WHAT THE TASK REQUIRES: In the data below, locate each line with the word "Installc" and list it.
_____
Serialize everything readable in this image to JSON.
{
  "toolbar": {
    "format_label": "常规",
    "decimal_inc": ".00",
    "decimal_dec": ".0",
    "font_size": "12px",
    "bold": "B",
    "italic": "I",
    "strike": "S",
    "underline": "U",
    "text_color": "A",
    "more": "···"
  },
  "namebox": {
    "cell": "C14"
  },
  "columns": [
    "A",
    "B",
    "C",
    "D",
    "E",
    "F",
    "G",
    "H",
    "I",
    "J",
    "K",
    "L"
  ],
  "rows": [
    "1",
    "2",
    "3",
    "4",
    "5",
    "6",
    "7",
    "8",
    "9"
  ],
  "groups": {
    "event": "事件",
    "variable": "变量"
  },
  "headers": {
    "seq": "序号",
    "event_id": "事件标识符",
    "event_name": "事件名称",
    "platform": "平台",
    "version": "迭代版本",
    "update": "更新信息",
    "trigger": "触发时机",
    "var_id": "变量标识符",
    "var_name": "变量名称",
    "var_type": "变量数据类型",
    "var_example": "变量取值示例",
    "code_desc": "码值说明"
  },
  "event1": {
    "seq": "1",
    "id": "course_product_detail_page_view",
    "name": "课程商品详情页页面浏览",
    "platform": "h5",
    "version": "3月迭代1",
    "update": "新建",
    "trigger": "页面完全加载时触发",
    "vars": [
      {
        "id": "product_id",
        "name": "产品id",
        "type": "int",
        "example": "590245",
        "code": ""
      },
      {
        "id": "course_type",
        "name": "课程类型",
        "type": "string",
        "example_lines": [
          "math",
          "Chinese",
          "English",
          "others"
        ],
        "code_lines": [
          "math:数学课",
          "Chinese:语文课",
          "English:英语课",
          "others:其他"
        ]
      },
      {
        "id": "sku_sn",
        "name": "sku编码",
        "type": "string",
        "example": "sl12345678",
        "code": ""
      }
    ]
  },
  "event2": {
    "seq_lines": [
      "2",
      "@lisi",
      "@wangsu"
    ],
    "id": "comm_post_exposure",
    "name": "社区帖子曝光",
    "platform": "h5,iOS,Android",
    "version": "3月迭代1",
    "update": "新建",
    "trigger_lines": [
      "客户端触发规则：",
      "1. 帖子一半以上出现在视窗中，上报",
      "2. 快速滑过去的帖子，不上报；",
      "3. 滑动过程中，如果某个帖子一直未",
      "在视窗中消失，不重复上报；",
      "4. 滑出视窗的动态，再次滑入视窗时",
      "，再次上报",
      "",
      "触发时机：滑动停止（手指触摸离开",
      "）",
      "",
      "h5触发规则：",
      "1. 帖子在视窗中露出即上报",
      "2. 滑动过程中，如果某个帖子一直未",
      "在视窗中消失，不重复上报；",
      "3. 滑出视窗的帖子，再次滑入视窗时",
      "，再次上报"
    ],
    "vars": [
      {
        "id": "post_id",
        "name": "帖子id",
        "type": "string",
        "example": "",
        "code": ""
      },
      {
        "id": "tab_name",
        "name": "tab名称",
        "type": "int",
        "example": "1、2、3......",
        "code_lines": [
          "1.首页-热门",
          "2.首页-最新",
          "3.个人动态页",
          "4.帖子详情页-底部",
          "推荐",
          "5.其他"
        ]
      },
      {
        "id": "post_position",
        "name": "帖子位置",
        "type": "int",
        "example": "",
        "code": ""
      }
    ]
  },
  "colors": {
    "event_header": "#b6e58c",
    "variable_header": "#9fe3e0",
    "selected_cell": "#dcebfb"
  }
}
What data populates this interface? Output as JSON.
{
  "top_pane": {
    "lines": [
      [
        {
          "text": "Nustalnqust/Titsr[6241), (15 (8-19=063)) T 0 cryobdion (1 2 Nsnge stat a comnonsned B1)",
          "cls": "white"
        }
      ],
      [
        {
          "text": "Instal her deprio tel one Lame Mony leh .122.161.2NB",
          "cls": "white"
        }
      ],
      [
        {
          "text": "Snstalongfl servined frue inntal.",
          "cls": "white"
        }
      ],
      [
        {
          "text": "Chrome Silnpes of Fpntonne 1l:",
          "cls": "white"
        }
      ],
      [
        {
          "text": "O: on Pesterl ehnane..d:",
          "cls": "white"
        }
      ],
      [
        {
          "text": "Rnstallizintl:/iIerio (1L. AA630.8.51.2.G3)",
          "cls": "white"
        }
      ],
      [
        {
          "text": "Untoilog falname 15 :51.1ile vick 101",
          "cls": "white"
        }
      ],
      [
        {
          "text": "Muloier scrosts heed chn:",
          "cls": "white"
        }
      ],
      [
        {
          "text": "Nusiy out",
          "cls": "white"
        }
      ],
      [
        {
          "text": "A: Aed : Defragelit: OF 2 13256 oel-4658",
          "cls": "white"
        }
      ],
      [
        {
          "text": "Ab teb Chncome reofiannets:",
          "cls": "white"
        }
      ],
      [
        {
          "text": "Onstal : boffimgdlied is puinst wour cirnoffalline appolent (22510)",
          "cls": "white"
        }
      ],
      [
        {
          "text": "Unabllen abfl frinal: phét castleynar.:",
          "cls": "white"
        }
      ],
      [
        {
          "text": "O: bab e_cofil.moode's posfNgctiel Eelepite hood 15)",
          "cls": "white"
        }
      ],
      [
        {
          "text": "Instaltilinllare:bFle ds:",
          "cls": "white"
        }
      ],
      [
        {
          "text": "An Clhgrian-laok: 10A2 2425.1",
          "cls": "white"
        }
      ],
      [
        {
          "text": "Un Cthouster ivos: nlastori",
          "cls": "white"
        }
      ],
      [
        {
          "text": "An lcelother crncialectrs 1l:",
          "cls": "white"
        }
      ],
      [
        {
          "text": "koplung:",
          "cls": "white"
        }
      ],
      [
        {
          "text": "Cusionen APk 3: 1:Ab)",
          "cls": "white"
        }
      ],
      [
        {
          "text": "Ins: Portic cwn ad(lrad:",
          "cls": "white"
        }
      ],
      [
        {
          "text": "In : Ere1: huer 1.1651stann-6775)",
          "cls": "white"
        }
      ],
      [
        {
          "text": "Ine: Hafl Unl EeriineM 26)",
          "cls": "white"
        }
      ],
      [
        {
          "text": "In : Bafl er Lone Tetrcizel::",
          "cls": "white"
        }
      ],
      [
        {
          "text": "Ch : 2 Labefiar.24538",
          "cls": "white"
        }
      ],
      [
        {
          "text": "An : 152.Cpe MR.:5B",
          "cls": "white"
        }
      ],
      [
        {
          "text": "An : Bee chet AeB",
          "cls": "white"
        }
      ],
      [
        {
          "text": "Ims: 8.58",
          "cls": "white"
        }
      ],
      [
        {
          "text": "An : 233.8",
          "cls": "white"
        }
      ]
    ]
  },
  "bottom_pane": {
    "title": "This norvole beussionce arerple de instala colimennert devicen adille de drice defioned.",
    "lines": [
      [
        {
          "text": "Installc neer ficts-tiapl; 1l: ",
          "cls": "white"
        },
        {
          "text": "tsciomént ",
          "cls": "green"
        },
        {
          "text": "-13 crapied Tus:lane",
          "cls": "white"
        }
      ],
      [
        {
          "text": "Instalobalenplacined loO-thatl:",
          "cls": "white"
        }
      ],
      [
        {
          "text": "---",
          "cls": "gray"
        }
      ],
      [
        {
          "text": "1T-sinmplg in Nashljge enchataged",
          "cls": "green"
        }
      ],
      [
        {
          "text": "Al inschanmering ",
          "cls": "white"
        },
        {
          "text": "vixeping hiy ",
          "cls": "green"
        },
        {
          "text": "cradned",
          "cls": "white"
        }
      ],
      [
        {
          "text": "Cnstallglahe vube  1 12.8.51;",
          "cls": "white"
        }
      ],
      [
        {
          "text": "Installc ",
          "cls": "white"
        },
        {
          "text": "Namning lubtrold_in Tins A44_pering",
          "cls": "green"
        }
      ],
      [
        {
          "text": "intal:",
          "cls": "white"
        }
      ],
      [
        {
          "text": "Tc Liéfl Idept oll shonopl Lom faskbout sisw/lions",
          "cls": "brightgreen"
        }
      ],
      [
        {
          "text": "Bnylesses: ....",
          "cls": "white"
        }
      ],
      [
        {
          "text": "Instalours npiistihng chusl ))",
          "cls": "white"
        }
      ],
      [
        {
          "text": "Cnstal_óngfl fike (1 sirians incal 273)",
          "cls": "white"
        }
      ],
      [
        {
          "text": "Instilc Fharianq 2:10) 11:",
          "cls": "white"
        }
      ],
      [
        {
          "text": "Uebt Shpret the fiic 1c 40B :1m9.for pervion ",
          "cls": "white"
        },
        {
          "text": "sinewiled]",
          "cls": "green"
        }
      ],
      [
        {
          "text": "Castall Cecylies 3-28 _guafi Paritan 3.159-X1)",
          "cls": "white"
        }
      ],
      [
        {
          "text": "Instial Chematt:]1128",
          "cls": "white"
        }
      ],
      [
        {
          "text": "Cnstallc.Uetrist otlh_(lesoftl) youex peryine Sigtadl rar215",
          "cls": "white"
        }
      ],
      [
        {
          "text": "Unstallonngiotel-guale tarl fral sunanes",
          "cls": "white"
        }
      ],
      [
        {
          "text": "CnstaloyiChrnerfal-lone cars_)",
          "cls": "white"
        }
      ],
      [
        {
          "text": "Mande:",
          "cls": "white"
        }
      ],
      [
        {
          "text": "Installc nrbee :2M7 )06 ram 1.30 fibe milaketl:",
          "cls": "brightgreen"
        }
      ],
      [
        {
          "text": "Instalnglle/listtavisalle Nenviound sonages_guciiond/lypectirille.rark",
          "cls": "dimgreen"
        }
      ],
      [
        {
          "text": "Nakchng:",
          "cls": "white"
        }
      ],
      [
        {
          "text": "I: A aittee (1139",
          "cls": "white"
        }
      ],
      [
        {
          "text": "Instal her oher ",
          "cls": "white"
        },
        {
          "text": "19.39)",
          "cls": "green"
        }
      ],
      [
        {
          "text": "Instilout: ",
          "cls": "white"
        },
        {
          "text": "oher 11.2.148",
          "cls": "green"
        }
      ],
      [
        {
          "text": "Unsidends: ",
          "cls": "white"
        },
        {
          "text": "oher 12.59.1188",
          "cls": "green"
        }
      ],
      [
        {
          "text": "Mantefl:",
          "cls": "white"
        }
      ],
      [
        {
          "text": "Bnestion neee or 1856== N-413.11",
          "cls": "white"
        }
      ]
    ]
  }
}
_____
EXERCISE OUTPUT:
          "text": "Installc neer ficts-tiapl; 1l: ",
          "text": "Installc ",
          "text": "Installc nrbee :2M7 )06 ram 1.30 fibe milaketl:",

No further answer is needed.